One of the demands that arose from the summer 2011 social protest was the institution of different VAT rates for different products (differential VAT) as a means of reducing social inequality. In Israel, the share of consumption that has a reduced VAT rate is small in comparison with that in European Union countries, which have more reduced and more egalitarian VAT rates. Most of these countries have reduced VAT or 0% VAT on items including food products, water, equipment for people with disabilities, books, and newspapers. In light of these data, the demand for a differential VAT in Israel seems logical and necessary. No one disagrees that differential VAT can reduce inequality. The article examines how effective this method is (the extent to which it reduces inequality) and how efficient it is (its cost as compared with the cost of other methods of reducing inequality).

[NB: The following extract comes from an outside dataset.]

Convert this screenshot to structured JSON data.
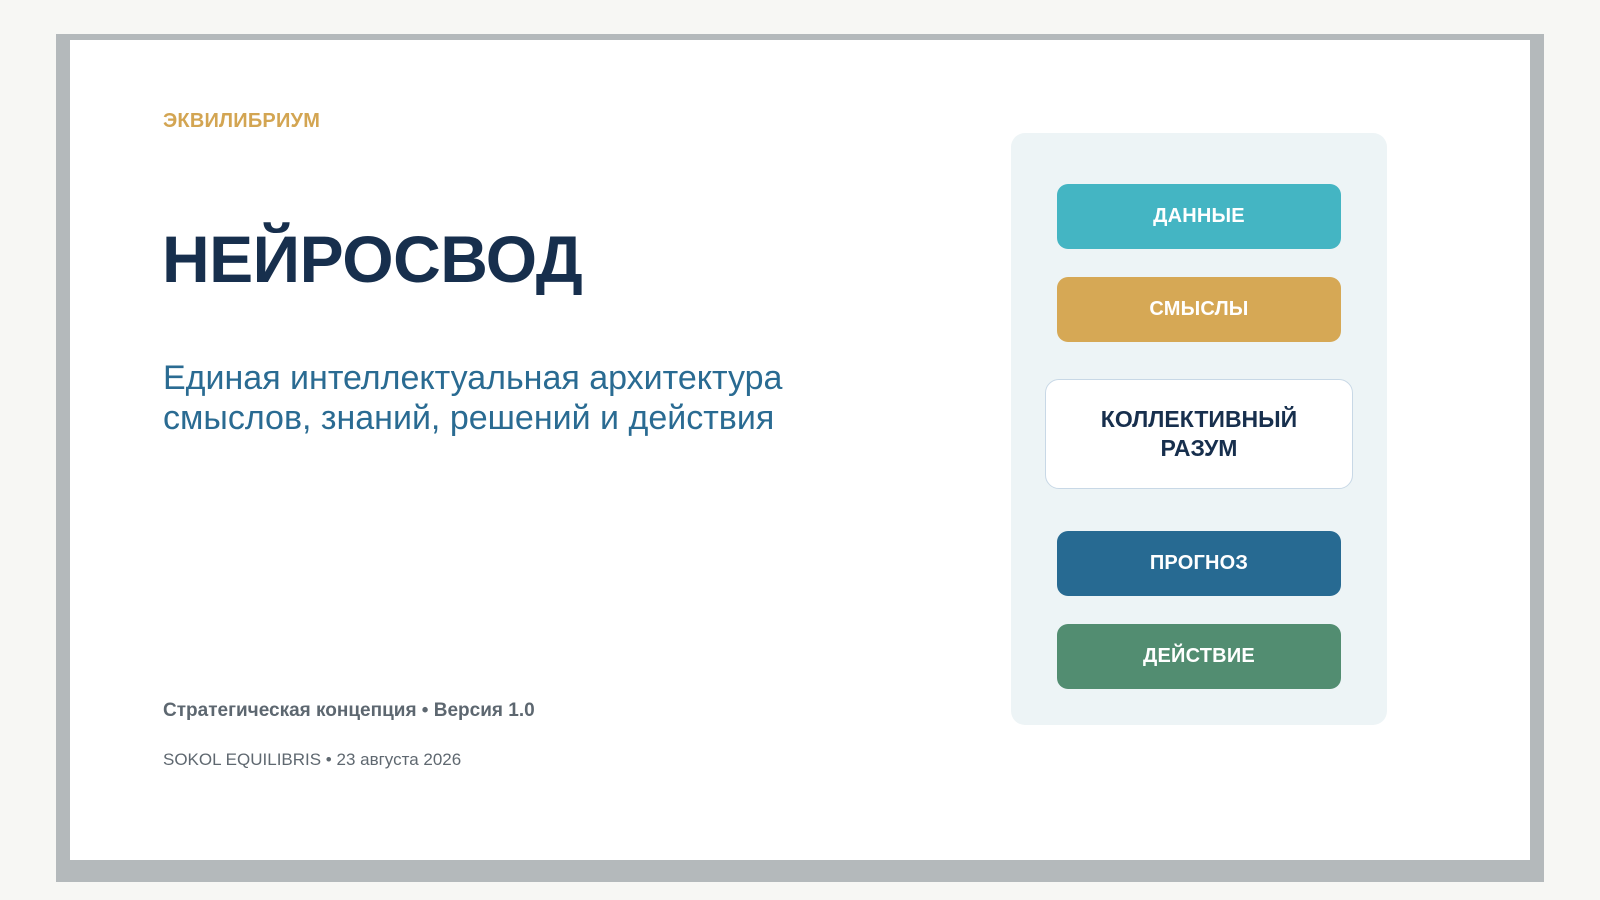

The literature of both theoretical and empirical economics suggests that differential VAT is substantially inferior to other methods, such as progressive income tax, stipends, and subsidies, both for reducing inequality and for promoting consumption and supporting products in some industrial branches. The correct way to make VAT progressive is to set aside for stipends or negative income tax the amount by which the state’s income would be reduced as a consequence of reduced VAT rates. Differential VAT should be considered only when, for technical or political reasons, it is not possible to raise the income tax or the stipends or to implement a negative income tax.